(Stored records)

○ ○ ○ ○ ○ ○ ○

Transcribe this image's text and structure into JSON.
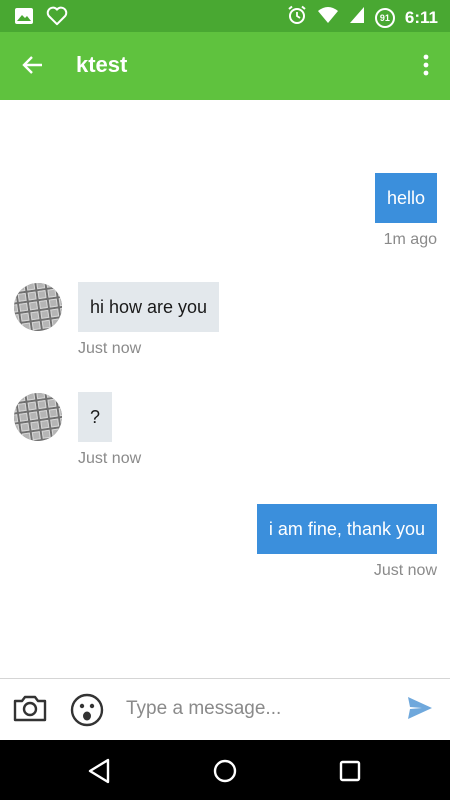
{
  "status_bar": {
    "time": "6:11",
    "battery_badge": "91",
    "icons": [
      "image-icon",
      "heart-outline-icon",
      "alarm-icon",
      "wifi-icon",
      "cell-signal-icon",
      "battery-icon"
    ]
  },
  "app_bar": {
    "title": "ktest",
    "back_icon": "arrow-left-icon",
    "menu_icon": "more-vertical-icon"
  },
  "messages": [
    {
      "direction": "outgoing",
      "text": "hello",
      "time": "1m ago"
    },
    {
      "direction": "incoming",
      "text": "hi how are you",
      "time": "Just now"
    },
    {
      "direction": "incoming",
      "text": "?",
      "time": "Just now"
    },
    {
      "direction": "outgoing",
      "text": "i am fine, thank you",
      "time": "Just now"
    }
  ],
  "composer": {
    "placeholder": "Type a message...",
    "value": "",
    "camera_icon": "camera-icon",
    "emoji_icon": "emoji-icon",
    "send_icon": "send-icon"
  },
  "nav": {
    "icons": [
      "back-triangle-icon",
      "home-circle-icon",
      "recents-square-icon"
    ]
  },
  "colors": {
    "status_bar": "#49a832",
    "app_bar": "#5fc23e",
    "outgoing_bubble": "#3b8fdc",
    "incoming_bubble": "#e3e8ec",
    "timestamp": "#8a8a8a",
    "send_icon": "#6fa8dc"
  }
}
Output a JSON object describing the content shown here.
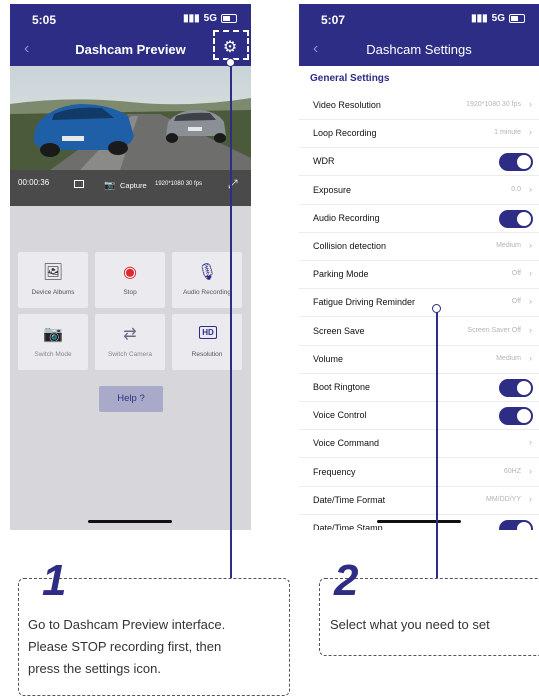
{
  "screen1": {
    "status_time": "5:05",
    "status_signal": "5G",
    "title": "Dashcam Preview",
    "back_icon": "chevron-left-icon",
    "settings_icon": "gear-icon",
    "controls": {
      "timer": "00:00:36",
      "capture_label": "Capture",
      "resolution": "1920*1080 30 fps"
    },
    "tiles": [
      {
        "label": "Device Albums",
        "icon": "album-icon"
      },
      {
        "label": "Stop",
        "icon": "stop-icon"
      },
      {
        "label": "Audio Recording",
        "icon": "microphone-icon"
      },
      {
        "label": "Switch Mode",
        "icon": "camera-icon"
      },
      {
        "label": "Switch Camera",
        "icon": "switch-camera-icon"
      },
      {
        "label": "Resolution",
        "icon": "hd-icon",
        "icon_text": "HD"
      }
    ],
    "help_label": "Help ?"
  },
  "screen2": {
    "status_time": "5:07",
    "status_signal": "5G",
    "title": "Dashcam Settings",
    "back_icon": "chevron-left-icon",
    "section": "General Settings",
    "rows": [
      {
        "label": "Video Resolution",
        "value": "1920*1080 30 fps",
        "type": "value"
      },
      {
        "label": "Loop Recording",
        "value": "1 minute",
        "type": "value"
      },
      {
        "label": "WDR",
        "value": "",
        "type": "toggle"
      },
      {
        "label": "Exposure",
        "value": "0.0",
        "type": "value"
      },
      {
        "label": "Audio Recording",
        "value": "",
        "type": "toggle"
      },
      {
        "label": "Collision detection",
        "value": "Medium",
        "type": "value"
      },
      {
        "label": "Parking Mode",
        "value": "Off",
        "type": "value"
      },
      {
        "label": "Fatigue Driving Reminder",
        "value": "Off",
        "type": "value"
      },
      {
        "label": "Screen Save",
        "value": "Screen Saver Off",
        "type": "value"
      },
      {
        "label": "Volume",
        "value": "Medium",
        "type": "value"
      },
      {
        "label": "Boot Ringtone",
        "value": "",
        "type": "toggle"
      },
      {
        "label": "Voice Control",
        "value": "",
        "type": "toggle"
      },
      {
        "label": "Voice Command",
        "value": "",
        "type": "value"
      },
      {
        "label": "Frequency",
        "value": "60HZ",
        "type": "value"
      },
      {
        "label": "Date/Time Format",
        "value": "MM/DD/YY",
        "type": "value"
      },
      {
        "label": "Date/Time Stamp",
        "value": "",
        "type": "toggle"
      }
    ]
  },
  "steps": [
    {
      "number": "1",
      "lines": [
        "Go to Dashcam Preview interface.",
        "Please STOP recording first, then",
        "press the settings icon."
      ]
    },
    {
      "number": "2",
      "lines": [
        "Select what you need to set"
      ]
    }
  ],
  "colors": {
    "brand": "#2e2d86",
    "stop": "#e0282a",
    "toggle_on": "#2e2d86"
  }
}
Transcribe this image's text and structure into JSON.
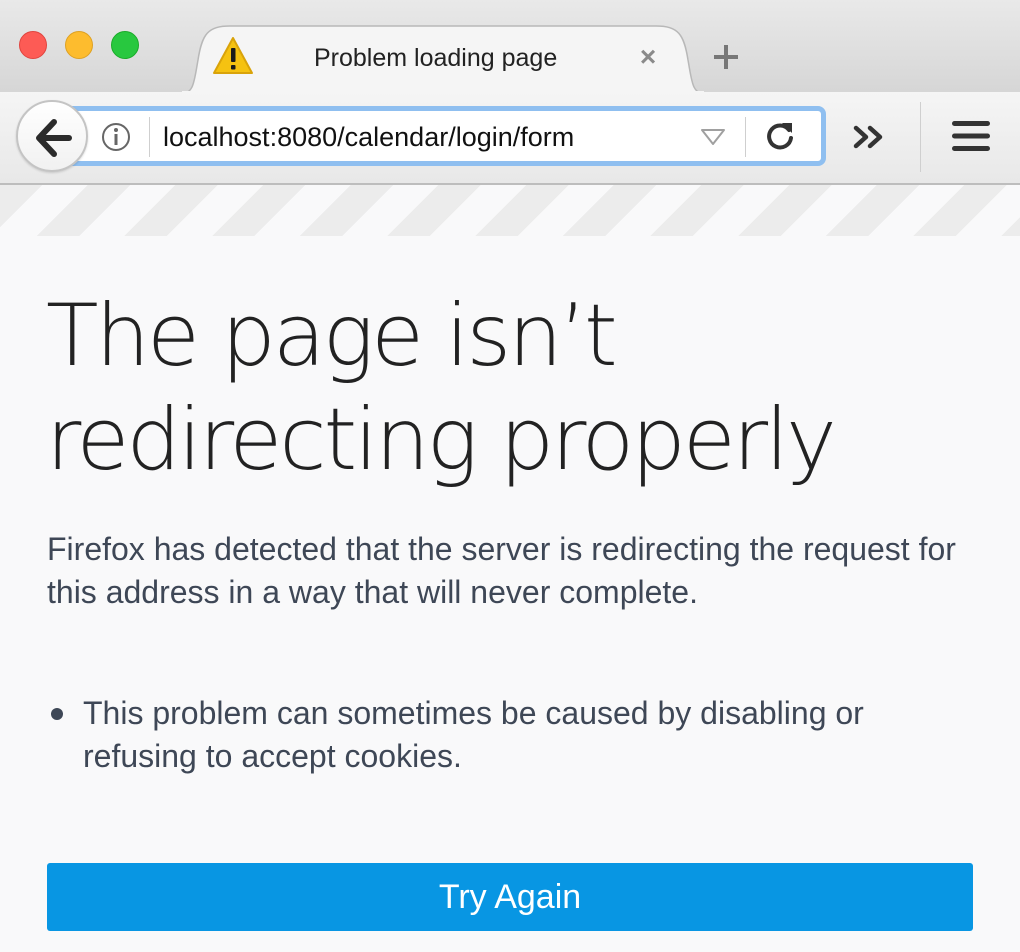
{
  "window": {
    "controls": [
      "close",
      "minimize",
      "maximize"
    ]
  },
  "tab": {
    "title": "Problem loading page",
    "icon": "warning-icon",
    "close_symbol": "×",
    "new_tab_icon": "plus-icon"
  },
  "navbar": {
    "back_icon": "back-arrow-icon",
    "info_icon": "info-icon",
    "url": "localhost:8080/calendar/login/form",
    "dropdown_icon": "dropdown-triangle-icon",
    "reload_icon": "reload-icon",
    "overflow_icon": "chevron-double-right-icon",
    "menu_icon": "hamburger-menu-icon"
  },
  "error": {
    "title": "The page isn’t redirecting properly",
    "description": "Firefox has detected that the server is redirecting the request for this address in a way that will never complete.",
    "list": [
      "This problem can sometimes be caused by disabling or refusing to accept cookies."
    ],
    "button_label": "Try Again"
  },
  "colors": {
    "accent": "#0896e3",
    "url_focus_ring": "#8fbff0",
    "text": "#3e4756",
    "title_text": "#222222",
    "close_light": "#fd5b55",
    "minimize_light": "#fdbc2e",
    "maximize_light": "#28c83f",
    "warning": "#f5c211"
  }
}
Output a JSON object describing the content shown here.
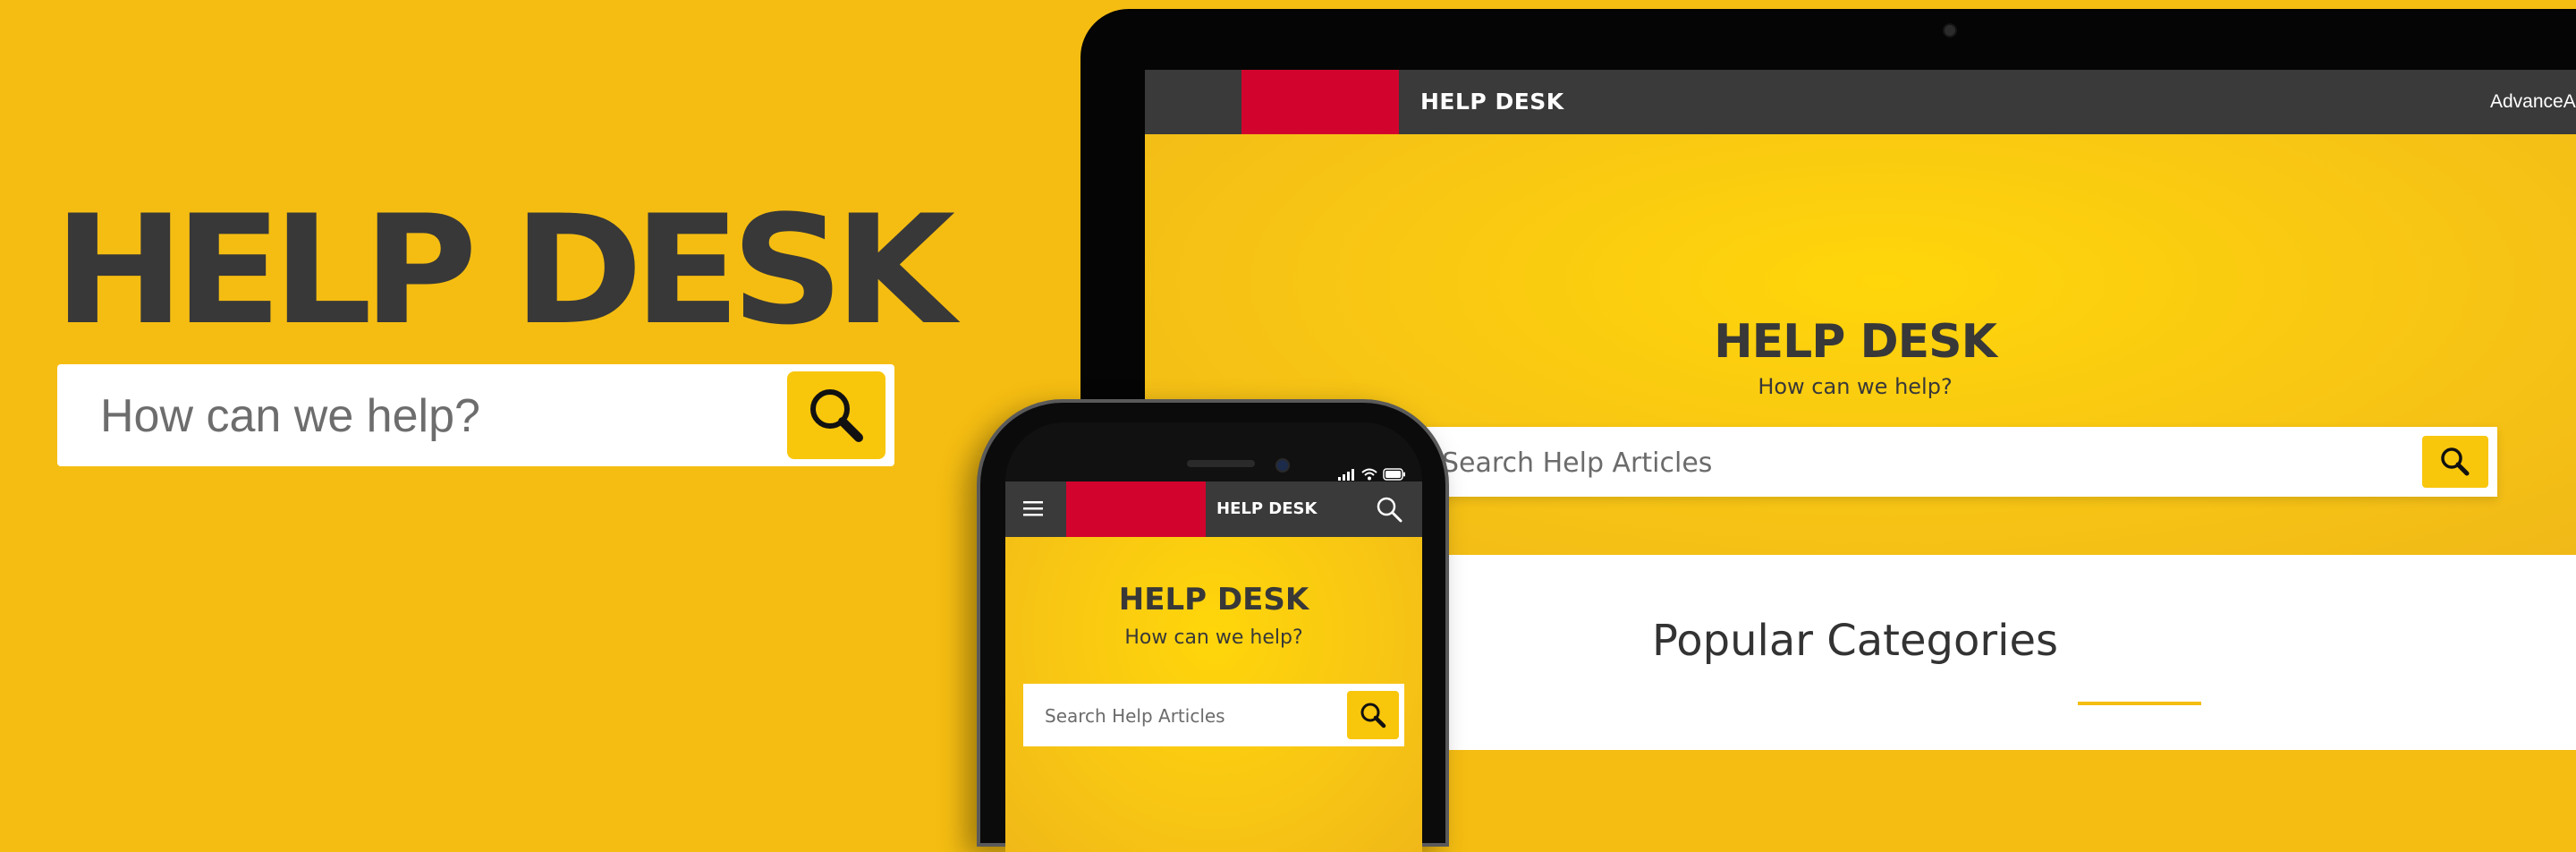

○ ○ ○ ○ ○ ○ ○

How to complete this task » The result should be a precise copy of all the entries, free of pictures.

Solved problem »
Transcribe this image's text and structure into JSON.
{
  "status_bar": {
    "time": "6:11",
    "battery_badge": "91",
    "icons": [
      "image-icon",
      "heart-outline-icon",
      "alarm-icon",
      "wifi-icon",
      "cell-signal-icon",
      "battery-icon"
    ]
  },
  "app_bar": {
    "title": "ktest",
    "back_icon": "arrow-left-icon",
    "menu_icon": "more-vertical-icon"
  },
  "messages": [
    {
      "direction": "outgoing",
      "text": "hello",
      "time": "1m ago"
    },
    {
      "direction": "incoming",
      "text": "hi how are you",
      "time": "Just now"
    },
    {
      "direction": "incoming",
      "text": "?",
      "time": "Just now"
    },
    {
      "direction": "outgoing",
      "text": "i am fine, thank you",
      "time": "Just now"
    }
  ],
  "composer": {
    "placeholder": "Type a message...",
    "value": "",
    "camera_icon": "camera-icon",
    "emoji_icon": "emoji-icon",
    "send_icon": "send-icon"
  },
  "nav": {
    "icons": [
      "back-triangle-icon",
      "home-circle-icon",
      "recents-square-icon"
    ]
  },
  "colors": {
    "status_bar": "#49a832",
    "app_bar": "#5fc23e",
    "outgoing_bubble": "#3b8fdc",
    "incoming_bubble": "#e3e8ec",
    "timestamp": "#8a8a8a",
    "send_icon": "#6fa8dc"
  }
}
Output a JSON object describing the content shown here.
{
  "screen1": {
    "status_time": "5:05",
    "status_signal": "5G",
    "title": "Dashcam Preview",
    "back_icon": "chevron-left-icon",
    "settings_icon": "gear-icon",
    "controls": {
      "timer": "00:00:36",
      "capture_label": "Capture",
      "resolution": "1920*1080 30 fps"
    },
    "tiles": [
      {
        "label": "Device Albums",
        "icon": "album-icon"
      },
      {
        "label": "Stop",
        "icon": "stop-icon"
      },
      {
        "label": "Audio Recording",
        "icon": "microphone-icon"
      },
      {
        "label": "Switch Mode",
        "icon": "camera-icon"
      },
      {
        "label": "Switch Camera",
        "icon": "switch-camera-icon"
      },
      {
        "label": "Resolution",
        "icon": "hd-icon",
        "icon_text": "HD"
      }
    ],
    "help_label": "Help ?"
  },
  "screen2": {
    "status_time": "5:07",
    "status_signal": "5G",
    "title": "Dashcam Settings",
    "back_icon": "chevron-left-icon",
    "section": "General Settings",
    "rows": [
      {
        "label": "Video Resolution",
        "value": "1920*1080 30 fps",
        "type": "value"
      },
      {
        "label": "Loop Recording",
        "value": "1 minute",
        "type": "value"
      },
      {
        "label": "WDR",
        "value": "",
        "type": "toggle"
      },
      {
        "label": "Exposure",
        "value": "0.0",
        "type": "value"
      },
      {
        "label": "Audio Recording",
        "value": "",
        "type": "toggle"
      },
      {
        "label": "Collision detection",
        "value": "Medium",
        "type": "value"
      },
      {
        "label": "Parking Mode",
        "value": "Off",
        "type": "value"
      },
      {
        "label": "Fatigue Driving Reminder",
        "value": "Off",
        "type": "value"
      },
      {
        "label": "Screen Save",
        "value": "Screen Saver Off",
        "type": "value"
      },
      {
        "label": "Volume",
        "value": "Medium",
        "type": "value"
      },
      {
        "label": "Boot Ringtone",
        "value": "",
        "type": "toggle"
      },
      {
        "label": "Voice Control",
        "value": "",
        "type": "toggle"
      },
      {
        "label": "Voice Command",
        "value": "",
        "type": "value"
      },
      {
        "label": "Frequency",
        "value": "60HZ",
        "type": "value"
      },
      {
        "label": "Date/Time Format",
        "value": "MM/DD/YY",
        "type": "value"
      },
      {
        "label": "Date/Time Stamp",
        "value": "",
        "type": "toggle"
      }
    ]
  },
  "steps": [
    {
      "number": "1",
      "lines": [
        "Go to Dashcam Preview interface.",
        "Please STOP recording first, then",
        "press the settings icon."
      ]
    },
    {
      "number": "2",
      "lines": [
        "Select what you need to set"
      ]
    }
  ],
  "colors": {
    "brand": "#2e2d86",
    "stop": "#e0282a",
    "toggle_on": "#2e2d86"
  }
}
Transcribe this image's text and structure into JSON.
{
  "window": {
    "controls": [
      "close",
      "minimize",
      "maximize"
    ]
  },
  "tab": {
    "title": "Problem loading page",
    "icon": "warning-icon",
    "close_symbol": "×",
    "new_tab_icon": "plus-icon"
  },
  "navbar": {
    "back_icon": "back-arrow-icon",
    "info_icon": "info-icon",
    "url": "localhost:8080/calendar/login/form",
    "dropdown_icon": "dropdown-triangle-icon",
    "reload_icon": "reload-icon",
    "overflow_icon": "chevron-double-right-icon",
    "menu_icon": "hamburger-menu-icon"
  },
  "error": {
    "title": "The page isn’t redirecting properly",
    "description": "Firefox has detected that the server is redirecting the request for this address in a way that will never complete.",
    "list": [
      "This problem can sometimes be caused by disabling or refusing to accept cookies."
    ],
    "button_label": "Try Again"
  },
  "colors": {
    "accent": "#0896e3",
    "url_focus_ring": "#8fbff0",
    "text": "#3e4756",
    "title_text": "#222222",
    "close_light": "#fd5b55",
    "minimize_light": "#fdbc2e",
    "maximize_light": "#28c83f",
    "warning": "#f5c211"
  }
}
Output a JSON object describing the content shown here.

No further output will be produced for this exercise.